RECORDS FOR PROCESSING:
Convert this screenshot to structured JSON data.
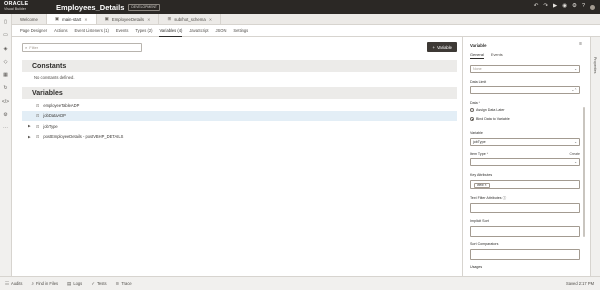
{
  "header": {
    "brand_line1": "ORACLE",
    "brand_line2": "Visual Builder",
    "app_title": "Employees_Details",
    "env_badge": "DEVELOPMENT",
    "share_label": "Share",
    "icons": [
      "undo-icon",
      "redo-icon",
      "run-icon",
      "bell-icon",
      "gear-icon",
      "help-icon",
      "user-avatar"
    ]
  },
  "left_rail": {
    "icons": [
      "mobile-apps-icon",
      "web-apps-icon",
      "services-icon",
      "business-objects-icon",
      "components-icon",
      "processes-icon",
      "source-icon",
      "settings-icon",
      "more-icon"
    ]
  },
  "file_tabs": [
    {
      "label": "Welcome",
      "active": false,
      "closable": false
    },
    {
      "label": "main-start",
      "active": true,
      "closable": true
    },
    {
      "label": "EmployeeDetails",
      "active": false,
      "closable": true
    },
    {
      "label": "sub/hot_schema",
      "active": false,
      "closable": true
    }
  ],
  "sub_tabs": [
    {
      "label": "Page Designer",
      "active": false
    },
    {
      "label": "Actions",
      "active": false
    },
    {
      "label": "Event Listeners (1)",
      "active": false
    },
    {
      "label": "Events",
      "active": false
    },
    {
      "label": "Types (2)",
      "active": false
    },
    {
      "label": "Variables (4)",
      "active": true
    },
    {
      "label": "JavaScript",
      "active": false
    },
    {
      "label": "JSON",
      "active": false
    },
    {
      "label": "Settings",
      "active": false
    }
  ],
  "main": {
    "search_placeholder": "Filter",
    "add_button": "Variable",
    "constants_title": "Constants",
    "constants_empty": "No constants defined.",
    "variables_title": "Variables",
    "variables": [
      {
        "name": "employeeTableADP",
        "expandable": false,
        "selected": false
      },
      {
        "name": "jobDataADP",
        "expandable": false,
        "selected": true
      },
      {
        "name": "jobType",
        "expandable": true,
        "selected": false
      },
      {
        "name": "postEmployeeDetails - postVBHP_DETAILS",
        "expandable": true,
        "selected": false
      }
    ]
  },
  "panel": {
    "title": "Variable",
    "tabs": [
      {
        "label": "General",
        "active": true
      },
      {
        "label": "Events",
        "active": false
      }
    ],
    "top_field_placeholder": "None",
    "data_limit_label": "Data Limit",
    "data_label": "Data",
    "radio_assign": "Assign Data Later",
    "radio_bind": "Bind Data to Variable",
    "variable_label": "Variable",
    "variable_value": "jobType",
    "item_type_label": "Item Type",
    "create_link": "Create",
    "key_attributes_label": "Key Attributes",
    "key_chip": "view",
    "text_filter_label": "Text Filter Attributes",
    "implicit_sort_label": "Implicit Sort",
    "sort_comparators_label": "Sort Comparators",
    "usages_label": "Usages"
  },
  "right_rail": {
    "label": "Properties"
  },
  "bottom_bar": {
    "items": [
      {
        "label": "Audits",
        "icon": "audits-icon"
      },
      {
        "label": "Find in Files",
        "icon": "search-icon"
      },
      {
        "label": "Logs",
        "icon": "logs-icon"
      },
      {
        "label": "Tests",
        "icon": "tests-icon"
      },
      {
        "label": "Trace",
        "icon": "trace-icon"
      }
    ],
    "saved_text": "Saved 2:17 PM"
  }
}
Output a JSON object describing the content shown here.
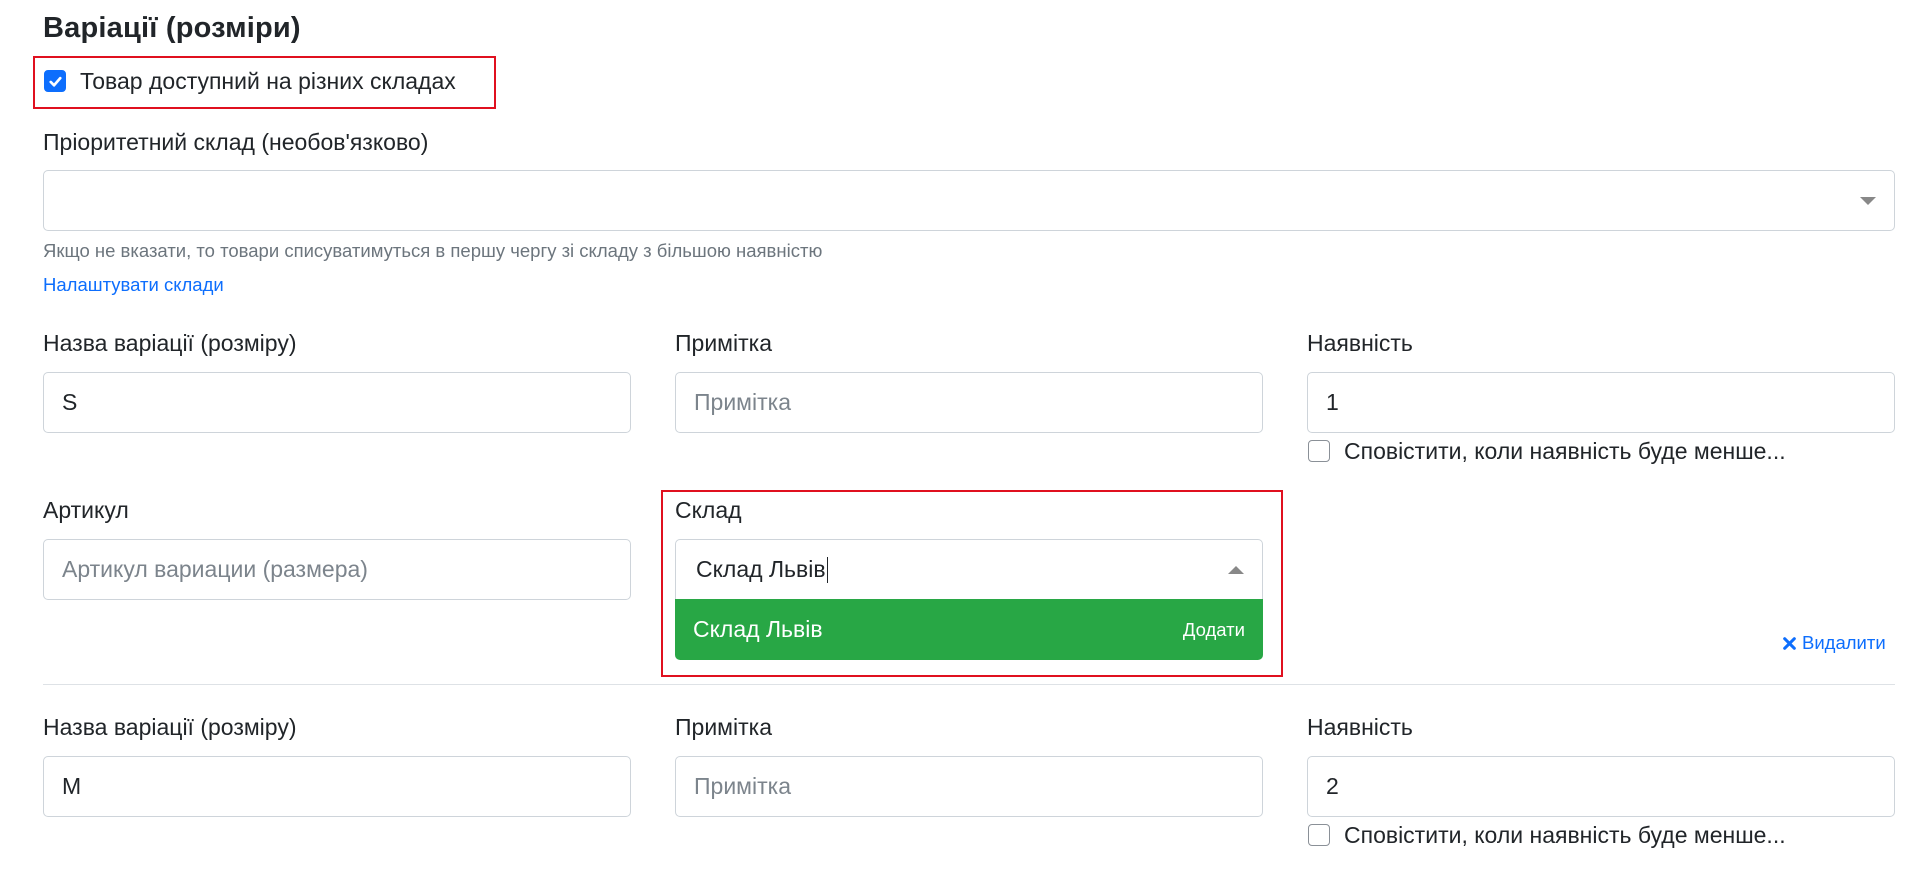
{
  "section_title": "Варіації (розміри)",
  "multi_warehouse": {
    "label": "Товар доступний на різних складах",
    "checked": true
  },
  "priority_warehouse": {
    "label": "Пріоритетний склад (необов'язково)",
    "value": "",
    "help": "Якщо не вказати, то товари списуватимуться в першу чергу зі складу з більшою наявністю",
    "settings_link": "Налаштувати склади"
  },
  "variations": [
    {
      "name_label": "Назва варіації (розміру)",
      "name_value": "S",
      "note_label": "Примітка",
      "note_placeholder": "Примітка",
      "stock_label": "Наявність",
      "stock_value": "1",
      "notify_label": "Сповістити, коли наявність буде менше...",
      "sku_label": "Артикул",
      "sku_placeholder": "Артикул вариации (размера)",
      "warehouse_label": "Склад",
      "warehouse_search": "Склад Львів",
      "dropdown_option": "Склад Львів",
      "dropdown_add": "Додати",
      "delete_label": "Видалити"
    },
    {
      "name_label": "Назва варіації (розміру)",
      "name_value": "M",
      "note_label": "Примітка",
      "note_placeholder": "Примітка",
      "stock_label": "Наявність",
      "stock_value": "2",
      "notify_label": "Сповістити, коли наявність буде менше..."
    }
  ],
  "colors": {
    "accent": "#0d6efd",
    "success": "#28a745",
    "highlight": "#e0101f"
  }
}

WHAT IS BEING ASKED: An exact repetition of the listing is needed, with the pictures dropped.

EXERCISE RESPONSE:
Convert this screenshot to structured JSON data.
{
  "header": {
    "brand_line1": "ORACLE",
    "brand_line2": "Visual Builder",
    "app_title": "Employees_Details",
    "env_badge": "DEVELOPMENT",
    "share_label": "Share",
    "icons": [
      "undo-icon",
      "redo-icon",
      "run-icon",
      "bell-icon",
      "gear-icon",
      "help-icon",
      "user-avatar"
    ]
  },
  "left_rail": {
    "icons": [
      "mobile-apps-icon",
      "web-apps-icon",
      "services-icon",
      "business-objects-icon",
      "components-icon",
      "processes-icon",
      "source-icon",
      "settings-icon",
      "more-icon"
    ]
  },
  "file_tabs": [
    {
      "label": "Welcome",
      "active": false,
      "closable": false
    },
    {
      "label": "main-start",
      "active": true,
      "closable": true
    },
    {
      "label": "EmployeeDetails",
      "active": false,
      "closable": true
    },
    {
      "label": "sub/hot_schema",
      "active": false,
      "closable": true
    }
  ],
  "sub_tabs": [
    {
      "label": "Page Designer",
      "active": false
    },
    {
      "label": "Actions",
      "active": false
    },
    {
      "label": "Event Listeners (1)",
      "active": false
    },
    {
      "label": "Events",
      "active": false
    },
    {
      "label": "Types (2)",
      "active": false
    },
    {
      "label": "Variables (4)",
      "active": true
    },
    {
      "label": "JavaScript",
      "active": false
    },
    {
      "label": "JSON",
      "active": false
    },
    {
      "label": "Settings",
      "active": false
    }
  ],
  "main": {
    "search_placeholder": "Filter",
    "add_button": "Variable",
    "constants_title": "Constants",
    "constants_empty": "No constants defined.",
    "variables_title": "Variables",
    "variables": [
      {
        "name": "employeeTableADP",
        "expandable": false,
        "selected": false
      },
      {
        "name": "jobDataADP",
        "expandable": false,
        "selected": true
      },
      {
        "name": "jobType",
        "expandable": true,
        "selected": false
      },
      {
        "name": "postEmployeeDetails - postVBHP_DETAILS",
        "expandable": true,
        "selected": false
      }
    ]
  },
  "panel": {
    "title": "Variable",
    "tabs": [
      {
        "label": "General",
        "active": true
      },
      {
        "label": "Events",
        "active": false
      }
    ],
    "top_field_placeholder": "None",
    "data_limit_label": "Data Limit",
    "data_label": "Data",
    "radio_assign": "Assign Data Later",
    "radio_bind": "Bind Data to Variable",
    "variable_label": "Variable",
    "variable_value": "jobType",
    "item_type_label": "Item Type",
    "create_link": "Create",
    "key_attributes_label": "Key Attributes",
    "key_chip": "view",
    "text_filter_label": "Text Filter Attributes",
    "implicit_sort_label": "Implicit Sort",
    "sort_comparators_label": "Sort Comparators",
    "usages_label": "Usages"
  },
  "right_rail": {
    "label": "Properties"
  },
  "bottom_bar": {
    "items": [
      {
        "label": "Audits",
        "icon": "audits-icon"
      },
      {
        "label": "Find in Files",
        "icon": "search-icon"
      },
      {
        "label": "Logs",
        "icon": "logs-icon"
      },
      {
        "label": "Tests",
        "icon": "tests-icon"
      },
      {
        "label": "Trace",
        "icon": "trace-icon"
      }
    ],
    "saved_text": "Saved 2:17 PM"
  }
}
Output a JSON object describing the content shown here.
{
  "section_title": "Варіації (розміри)",
  "multi_warehouse": {
    "label": "Товар доступний на різних складах",
    "checked": true
  },
  "priority_warehouse": {
    "label": "Пріоритетний склад (необов'язково)",
    "value": "",
    "help": "Якщо не вказати, то товари списуватимуться в першу чергу зі складу з більшою наявністю",
    "settings_link": "Налаштувати склади"
  },
  "variations": [
    {
      "name_label": "Назва варіації (розміру)",
      "name_value": "S",
      "note_label": "Примітка",
      "note_placeholder": "Примітка",
      "stock_label": "Наявність",
      "stock_value": "1",
      "notify_label": "Сповістити, коли наявність буде менше...",
      "sku_label": "Артикул",
      "sku_placeholder": "Артикул вариации (размера)",
      "warehouse_label": "Склад",
      "warehouse_search": "Склад Львів",
      "dropdown_option": "Склад Львів",
      "dropdown_add": "Додати",
      "delete_label": "Видалити"
    },
    {
      "name_label": "Назва варіації (розміру)",
      "name_value": "M",
      "note_label": "Примітка",
      "note_placeholder": "Примітка",
      "stock_label": "Наявність",
      "stock_value": "2",
      "notify_label": "Сповістити, коли наявність буде менше..."
    }
  ],
  "colors": {
    "accent": "#0d6efd",
    "success": "#28a745",
    "highlight": "#e0101f"
  }
}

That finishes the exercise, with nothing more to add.